One way to pursue common interests would be sharing anti-terrorism data.Five years ago in Paris, NATO's leaders and Russia's president ratified an agreement in which Russia was to have a role in consultations, cooperation and even, on some issues, common action as an equal with the allies. But that new relationship foundered during the Kosovo conflict.
Next week, allied leaders meet outside Rome with a new Russian president to try again.
Is there a difference this time? Or are we seeing just another exercise in diplomacy designed to mollify Russia as NATO again prepares to admit new members from Central Europe at its Prague summit in November? On the surface, some things certainly are different. The old Permanent Joint Council arrayed the 19 NATO allies on one side of the table and the Russians on the other. Now all 20 will sit as equals, without the stigma of "us" and "them." And the list of tasks to be permanently on the agenda includes countering weapons of mass destruction, which in 1997 was only a possible issue, and another--terrorism--which had not even been thought of. Both now matter deeply to the United States and the Western allies; Russia's help can be crucial.

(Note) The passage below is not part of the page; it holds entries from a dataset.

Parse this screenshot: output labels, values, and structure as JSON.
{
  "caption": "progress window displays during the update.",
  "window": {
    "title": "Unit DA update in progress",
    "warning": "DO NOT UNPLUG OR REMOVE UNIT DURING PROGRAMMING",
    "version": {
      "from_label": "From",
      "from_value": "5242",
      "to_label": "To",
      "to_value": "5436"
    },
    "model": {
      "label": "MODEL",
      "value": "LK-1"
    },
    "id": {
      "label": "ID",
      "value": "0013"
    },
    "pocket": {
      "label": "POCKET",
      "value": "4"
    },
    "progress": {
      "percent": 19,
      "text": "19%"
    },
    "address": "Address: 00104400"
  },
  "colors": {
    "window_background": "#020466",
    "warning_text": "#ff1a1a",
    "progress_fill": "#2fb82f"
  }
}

Still, the new NATO-Russia Council is surrounded by so-called safeguards that make it not much better than the old council. NATO allies have to agree before any item goes on the agenda; both NATO and Russia retain the right to act separately on any item; any NATO ally, on its own, can pull an item off the agenda. And, of course, NATO retains the sole right to decide which nation it admits to membership and how it structures and operates its military forces.
But five years and a major rupture to the global system on Sept. 11 do make a difference. In that period, Russian and NATO soldiers have worked together successfully in keeping the peace in Bosnia and Kosovo. NATO military representatives finally are being received in the Russian Defense Ministry. With Poland, Hungary and the Czech Republic celebrating three years of NATO membership, other Central European states feel more secure. And Russia, though still opposing NATO expansion, is now resigned to it.
Most important, in the wake of Sept. 11, Russian President Vladimir V. Putin appears to have made a strategic choice to throw in with the West. This raises the stakes for next week. Neither Russia nor NATO can afford a second effort that goes off half-cocked, perhaps this time destroyed by differences over the Middle East (especially Iraq), the Caucasus or Central Asia.
The stakes also are raised for the possibilities. If NATO and Russia focus just on the machinery of cooperation and possible common action, they are likely to be caught up again in political game-playing.
The trick is for both sides to focus more on what they do than on how they do it. This means not reaching for the moon at first: not trying to define joint approaches to countering terrorism (when even the NATO allies, much less the allies and Russia, do not agree on what "international terrorism" is or what they should do about it) and not trying to coalesce on a policy against Iraq, where the same fault lines exist among the 20 countries.
It also means not looking toward Russian membership in NATO any time soon. Neither side wants that; what both should want is for Russia to have a workable "alliance with the alliance."
And it means starting small, one careful step at a time. Possibilities include cooperating in civil emergency planning, where NATO and Russia already have a good track record; conducting joint military exercises, including in Russia; engaging Russian forces with the existing Polish, German and Danish corps; creating a Euro-Atlantic regional security strategy group, also involving Central European states, to develop common planning, especially for peacemaking and peacekeeping; stationing Russian officers at NATO military headquarters and NATO officers at Russian headquarters; creating a counter-terrorism information sharing center; and expanding the Russian and Central European role in NATO training efforts like the Marshall Center in Germany.
The importance of this type of effort is not its modesty but its practicality, its potential for building the mutual trust to turn common interests into common action. This is the stuff that will validate the grand hopes that have emerged in Russia's relations with the West since Sept. 11. Done carefully, deliberately and with wisdom about both problems and possibilities, this can lead to a dramatic reshaping of Eurasian security.
Robert E. Hunter is a senior advisor at RAND and former U.S. ambassador to NATO; Sergey M. Rogov is director of the Institute for U.S. and Canada Studies of the Russian Academy of Sciences.
This commentary originally appeared in Los Angeles Times on May 22, 2002. Commentary gives RAND researchers a platform to convey insights based on their professional expertise and often on their peer-reviewed research and analysis.